***** RECORD EXCERPTS

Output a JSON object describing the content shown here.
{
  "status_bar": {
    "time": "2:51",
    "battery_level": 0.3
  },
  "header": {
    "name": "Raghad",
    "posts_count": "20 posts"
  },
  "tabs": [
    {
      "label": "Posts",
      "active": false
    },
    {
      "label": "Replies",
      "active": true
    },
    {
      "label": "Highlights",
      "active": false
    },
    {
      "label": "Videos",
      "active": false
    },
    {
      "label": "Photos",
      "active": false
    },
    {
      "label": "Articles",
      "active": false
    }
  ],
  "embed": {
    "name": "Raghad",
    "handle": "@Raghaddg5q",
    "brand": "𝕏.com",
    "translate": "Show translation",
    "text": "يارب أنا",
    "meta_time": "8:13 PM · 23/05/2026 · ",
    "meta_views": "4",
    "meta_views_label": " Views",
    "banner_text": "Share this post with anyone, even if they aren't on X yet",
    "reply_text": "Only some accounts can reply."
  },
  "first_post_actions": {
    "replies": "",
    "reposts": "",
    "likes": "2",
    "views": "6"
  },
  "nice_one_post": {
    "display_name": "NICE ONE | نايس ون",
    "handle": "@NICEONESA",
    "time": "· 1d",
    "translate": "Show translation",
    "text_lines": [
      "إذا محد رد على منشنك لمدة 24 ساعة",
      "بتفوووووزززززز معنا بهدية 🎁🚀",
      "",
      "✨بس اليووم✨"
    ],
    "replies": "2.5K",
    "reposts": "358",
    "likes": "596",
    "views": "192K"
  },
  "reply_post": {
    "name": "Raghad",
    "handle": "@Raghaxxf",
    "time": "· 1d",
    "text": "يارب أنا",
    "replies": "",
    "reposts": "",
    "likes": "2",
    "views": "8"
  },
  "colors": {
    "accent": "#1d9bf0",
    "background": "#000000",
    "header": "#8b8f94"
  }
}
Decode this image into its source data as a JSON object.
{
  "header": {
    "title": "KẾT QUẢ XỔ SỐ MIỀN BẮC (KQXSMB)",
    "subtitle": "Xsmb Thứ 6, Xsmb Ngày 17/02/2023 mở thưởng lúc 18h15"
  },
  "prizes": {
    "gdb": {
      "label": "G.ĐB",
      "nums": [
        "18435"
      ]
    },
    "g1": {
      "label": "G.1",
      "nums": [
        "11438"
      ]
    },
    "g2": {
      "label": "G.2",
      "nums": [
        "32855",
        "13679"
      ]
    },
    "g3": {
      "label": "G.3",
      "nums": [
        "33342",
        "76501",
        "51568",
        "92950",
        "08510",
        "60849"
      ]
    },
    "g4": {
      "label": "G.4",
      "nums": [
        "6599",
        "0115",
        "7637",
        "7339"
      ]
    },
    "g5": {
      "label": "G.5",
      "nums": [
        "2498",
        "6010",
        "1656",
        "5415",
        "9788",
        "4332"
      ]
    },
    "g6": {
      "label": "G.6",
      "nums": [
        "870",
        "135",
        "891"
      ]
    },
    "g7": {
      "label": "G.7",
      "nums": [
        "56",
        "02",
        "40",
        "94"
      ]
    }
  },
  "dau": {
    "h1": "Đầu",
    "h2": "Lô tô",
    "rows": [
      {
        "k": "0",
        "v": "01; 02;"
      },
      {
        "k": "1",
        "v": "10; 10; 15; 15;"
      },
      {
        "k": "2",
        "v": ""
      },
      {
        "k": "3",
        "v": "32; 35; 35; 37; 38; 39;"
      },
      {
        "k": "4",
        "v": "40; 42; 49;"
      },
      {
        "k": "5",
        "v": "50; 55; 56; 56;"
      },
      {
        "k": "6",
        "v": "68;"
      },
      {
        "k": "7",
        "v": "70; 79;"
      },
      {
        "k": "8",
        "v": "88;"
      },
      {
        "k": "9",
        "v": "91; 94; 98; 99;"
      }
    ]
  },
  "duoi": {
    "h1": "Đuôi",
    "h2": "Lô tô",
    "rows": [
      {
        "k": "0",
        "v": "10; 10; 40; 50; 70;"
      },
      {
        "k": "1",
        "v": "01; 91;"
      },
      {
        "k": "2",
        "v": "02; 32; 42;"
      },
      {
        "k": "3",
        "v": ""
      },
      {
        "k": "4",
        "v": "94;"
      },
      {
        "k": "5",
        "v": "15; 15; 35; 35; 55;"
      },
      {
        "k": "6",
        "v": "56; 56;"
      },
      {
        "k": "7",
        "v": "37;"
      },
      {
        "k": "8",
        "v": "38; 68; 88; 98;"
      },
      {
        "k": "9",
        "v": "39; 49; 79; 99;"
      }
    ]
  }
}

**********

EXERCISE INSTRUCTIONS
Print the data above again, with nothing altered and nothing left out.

EXERCISE OUTPUT
Output a JSON object describing the content shown here.
{
  "status_bar": {
    "time": "2:51",
    "battery_level": 0.3
  },
  "header": {
    "name": "Raghad",
    "posts_count": "20 posts"
  },
  "tabs": [
    {
      "label": "Posts",
      "active": false
    },
    {
      "label": "Replies",
      "active": true
    },
    {
      "label": "Highlights",
      "active": false
    },
    {
      "label": "Videos",
      "active": false
    },
    {
      "label": "Photos",
      "active": false
    },
    {
      "label": "Articles",
      "active": false
    }
  ],
  "embed": {
    "name": "Raghad",
    "handle": "@Raghaddg5q",
    "brand": "𝕏.com",
    "translate": "Show translation",
    "text": "يارب أنا",
    "meta_time": "8:13 PM · 23/05/2026 · ",
    "meta_views": "4",
    "meta_views_label": " Views",
    "banner_text": "Share this post with anyone, even if they aren't on X yet",
    "reply_text": "Only some accounts can reply."
  },
  "first_post_actions": {
    "replies": "",
    "reposts": "",
    "likes": "2",
    "views": "6"
  },
  "nice_one_post": {
    "display_name": "NICE ONE | نايس ون",
    "handle": "@NICEONESA",
    "time": "· 1d",
    "translate": "Show translation",
    "text_lines": [
      "إذا محد رد على منشنك لمدة 24 ساعة",
      "بتفوووووزززززز معنا بهدية 🎁🚀",
      "",
      "✨بس اليووم✨"
    ],
    "replies": "2.5K",
    "reposts": "358",
    "likes": "596",
    "views": "192K"
  },
  "reply_post": {
    "name": "Raghad",
    "handle": "@Raghaxxf",
    "time": "· 1d",
    "text": "يارب أنا",
    "replies": "",
    "reposts": "",
    "likes": "2",
    "views": "8"
  },
  "colors": {
    "accent": "#1d9bf0",
    "background": "#000000",
    "header": "#8b8f94"
  }
}
Decode this image into its source data as a JSON object.
{
  "header": {
    "title": "KẾT QUẢ XỔ SỐ MIỀN BẮC (KQXSMB)",
    "subtitle": "Xsmb Thứ 6, Xsmb Ngày 17/02/2023 mở thưởng lúc 18h15"
  },
  "prizes": {
    "gdb": {
      "label": "G.ĐB",
      "nums": [
        "18435"
      ]
    },
    "g1": {
      "label": "G.1",
      "nums": [
        "11438"
      ]
    },
    "g2": {
      "label": "G.2",
      "nums": [
        "32855",
        "13679"
      ]
    },
    "g3": {
      "label": "G.3",
      "nums": [
        "33342",
        "76501",
        "51568",
        "92950",
        "08510",
        "60849"
      ]
    },
    "g4": {
      "label": "G.4",
      "nums": [
        "6599",
        "0115",
        "7637",
        "7339"
      ]
    },
    "g5": {
      "label": "G.5",
      "nums": [
        "2498",
        "6010",
        "1656",
        "5415",
        "9788",
        "4332"
      ]
    },
    "g6": {
      "label": "G.6",
      "nums": [
        "870",
        "135",
        "891"
      ]
    },
    "g7": {
      "label": "G.7",
      "nums": [
        "56",
        "02",
        "40",
        "94"
      ]
    }
  },
  "dau": {
    "h1": "Đầu",
    "h2": "Lô tô",
    "rows": [
      {
        "k": "0",
        "v": "01; 02;"
      },
      {
        "k": "1",
        "v": "10; 10; 15; 15;"
      },
      {
        "k": "2",
        "v": ""
      },
      {
        "k": "3",
        "v": "32; 35; 35; 37; 38; 39;"
      },
      {
        "k": "4",
        "v": "40; 42; 49;"
      },
      {
        "k": "5",
        "v": "50; 55; 56; 56;"
      },
      {
        "k": "6",
        "v": "68;"
      },
      {
        "k": "7",
        "v": "70; 79;"
      },
      {
        "k": "8",
        "v": "88;"
      },
      {
        "k": "9",
        "v": "91; 94; 98; 99;"
      }
    ]
  },
  "duoi": {
    "h1": "Đuôi",
    "h2": "Lô tô",
    "rows": [
      {
        "k": "0",
        "v": "10; 10; 40; 50; 70;"
      },
      {
        "k": "1",
        "v": "01; 91;"
      },
      {
        "k": "2",
        "v": "02; 32; 42;"
      },
      {
        "k": "3",
        "v": ""
      },
      {
        "k": "4",
        "v": "94;"
      },
      {
        "k": "5",
        "v": "15; 15; 35; 35; 55;"
      },
      {
        "k": "6",
        "v": "56; 56;"
      },
      {
        "k": "7",
        "v": "37;"
      },
      {
        "k": "8",
        "v": "38; 68; 88; 98;"
      },
      {
        "k": "9",
        "v": "39; 49; 79; 99;"
      }
    ]
  }
}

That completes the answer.